Scientists use the rock layers to help them figure out the history of the planet. By investigating the layers, they also uncover fossils of organisms that lived in the past. By examining where in the rock layers fossils are found, scientists have been able to put together the geologic time scale, which is used to explain Earth’s 4.6-billion-year history.
To better understand rock layers (Geologic Time)…
LET’S BREAK IT DOWN!
Sedimentary rock is made from sediment that has been layered on top of each other and then pressed together, usually by more sediment. Many fossils are found in this type of rock because it was easily covered by the sediment and the rock was compressed around the organism.
The KT Boundary
The KT boundary is a rock layer that appears across Earth. The KT boundary was created when a meteor hit Earth, sending dust and other particles into the air. There was so much dust it covered Earth and led to the mass extinction of many living things. Scientist have found an abundance of fossils of living things, including dinosaurs, below the KT layer, but very few fossils appear in the layer on top of the KT layer.
Fossils Help Determine Earth’s History

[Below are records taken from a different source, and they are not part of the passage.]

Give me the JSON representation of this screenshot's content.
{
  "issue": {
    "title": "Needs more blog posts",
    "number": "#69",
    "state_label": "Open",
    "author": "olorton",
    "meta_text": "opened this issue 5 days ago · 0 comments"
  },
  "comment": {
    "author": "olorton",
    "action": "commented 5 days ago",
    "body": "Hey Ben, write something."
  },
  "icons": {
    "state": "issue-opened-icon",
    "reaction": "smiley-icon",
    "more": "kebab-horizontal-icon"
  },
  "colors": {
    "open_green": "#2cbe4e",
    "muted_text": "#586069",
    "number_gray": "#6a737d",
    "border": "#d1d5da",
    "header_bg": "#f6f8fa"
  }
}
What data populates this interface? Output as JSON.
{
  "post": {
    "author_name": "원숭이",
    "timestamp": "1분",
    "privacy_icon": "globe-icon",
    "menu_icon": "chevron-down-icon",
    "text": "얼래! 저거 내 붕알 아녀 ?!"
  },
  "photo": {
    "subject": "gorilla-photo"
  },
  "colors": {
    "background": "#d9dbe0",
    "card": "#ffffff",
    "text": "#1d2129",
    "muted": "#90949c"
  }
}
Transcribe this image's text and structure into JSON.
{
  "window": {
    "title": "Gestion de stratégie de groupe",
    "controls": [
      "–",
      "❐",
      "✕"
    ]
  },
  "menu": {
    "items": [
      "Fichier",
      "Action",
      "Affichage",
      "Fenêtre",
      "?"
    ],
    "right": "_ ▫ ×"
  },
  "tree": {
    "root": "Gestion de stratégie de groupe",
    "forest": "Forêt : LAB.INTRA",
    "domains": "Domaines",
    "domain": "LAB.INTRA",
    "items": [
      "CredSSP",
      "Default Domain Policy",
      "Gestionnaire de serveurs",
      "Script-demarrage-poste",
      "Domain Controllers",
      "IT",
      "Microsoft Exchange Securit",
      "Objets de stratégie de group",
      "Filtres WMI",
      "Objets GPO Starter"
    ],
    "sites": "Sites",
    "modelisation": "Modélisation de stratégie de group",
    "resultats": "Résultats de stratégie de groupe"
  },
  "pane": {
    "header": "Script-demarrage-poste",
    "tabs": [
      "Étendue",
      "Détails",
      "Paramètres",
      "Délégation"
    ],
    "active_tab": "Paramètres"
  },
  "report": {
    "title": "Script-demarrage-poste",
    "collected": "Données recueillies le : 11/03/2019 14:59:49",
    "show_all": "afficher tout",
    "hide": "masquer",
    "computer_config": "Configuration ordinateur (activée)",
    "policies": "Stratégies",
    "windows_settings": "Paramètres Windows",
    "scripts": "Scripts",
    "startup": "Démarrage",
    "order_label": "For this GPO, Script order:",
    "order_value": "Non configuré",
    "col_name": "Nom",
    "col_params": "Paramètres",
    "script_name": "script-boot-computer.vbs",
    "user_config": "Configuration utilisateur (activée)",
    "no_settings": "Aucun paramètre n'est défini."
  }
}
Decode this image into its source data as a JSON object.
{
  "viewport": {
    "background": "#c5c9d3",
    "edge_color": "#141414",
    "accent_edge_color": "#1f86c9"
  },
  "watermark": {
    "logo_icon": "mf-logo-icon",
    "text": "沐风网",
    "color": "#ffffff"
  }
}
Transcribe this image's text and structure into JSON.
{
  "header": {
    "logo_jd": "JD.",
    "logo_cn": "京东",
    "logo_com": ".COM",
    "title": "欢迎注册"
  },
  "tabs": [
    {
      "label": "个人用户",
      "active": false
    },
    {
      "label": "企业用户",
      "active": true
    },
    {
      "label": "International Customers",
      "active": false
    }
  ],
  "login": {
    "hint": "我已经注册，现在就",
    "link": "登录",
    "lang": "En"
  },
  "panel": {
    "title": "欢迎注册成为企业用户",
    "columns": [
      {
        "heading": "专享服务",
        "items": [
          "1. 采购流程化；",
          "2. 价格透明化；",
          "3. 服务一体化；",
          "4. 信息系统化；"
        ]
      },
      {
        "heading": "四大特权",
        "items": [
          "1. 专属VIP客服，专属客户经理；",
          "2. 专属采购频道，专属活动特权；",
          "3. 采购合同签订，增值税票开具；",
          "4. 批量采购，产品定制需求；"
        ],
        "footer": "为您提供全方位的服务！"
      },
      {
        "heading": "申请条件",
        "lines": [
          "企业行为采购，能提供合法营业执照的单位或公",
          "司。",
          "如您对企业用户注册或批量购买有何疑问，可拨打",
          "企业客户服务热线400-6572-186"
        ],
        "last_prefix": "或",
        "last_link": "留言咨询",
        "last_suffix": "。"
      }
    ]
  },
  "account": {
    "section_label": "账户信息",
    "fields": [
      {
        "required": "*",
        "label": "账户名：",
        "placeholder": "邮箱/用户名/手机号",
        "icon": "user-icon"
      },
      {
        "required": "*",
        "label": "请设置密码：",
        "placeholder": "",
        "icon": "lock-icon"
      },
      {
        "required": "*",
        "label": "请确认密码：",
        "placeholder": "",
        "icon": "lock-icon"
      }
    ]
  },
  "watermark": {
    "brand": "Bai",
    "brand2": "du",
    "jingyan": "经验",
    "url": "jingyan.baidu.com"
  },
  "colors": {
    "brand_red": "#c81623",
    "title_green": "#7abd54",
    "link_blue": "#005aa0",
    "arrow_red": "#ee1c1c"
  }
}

Scientists use fossils to help determine what kinds of organisms lived on Earth and when they lived here. Fossils also help scientists determine how the surface of Earth has changed over time. For example, scientists have found the fossil remains of aquatic life up in the mountains, indicating that rock layer used to be close to water and has been moved over thousands of years.
Careers in Science: Paleontologist
Paleontologists are scientists that study fossils and rock layers. Paleontologists investigate rock layers all over Earth to help put together Earth’s history and the history of the organisms that lived here in the past. By carefully digging through the rock layers, they have uncovered organisms no one ever knew existed.
Careers in Science: Geologist
Geologist are scientists that study the composition of Earth, including land formations and rock layers. Some geologists specialize in studying natural hazards like earthquakes, volcanoes and landslides. Geologist may also look for oil, gas, mineral ores and other natural resources.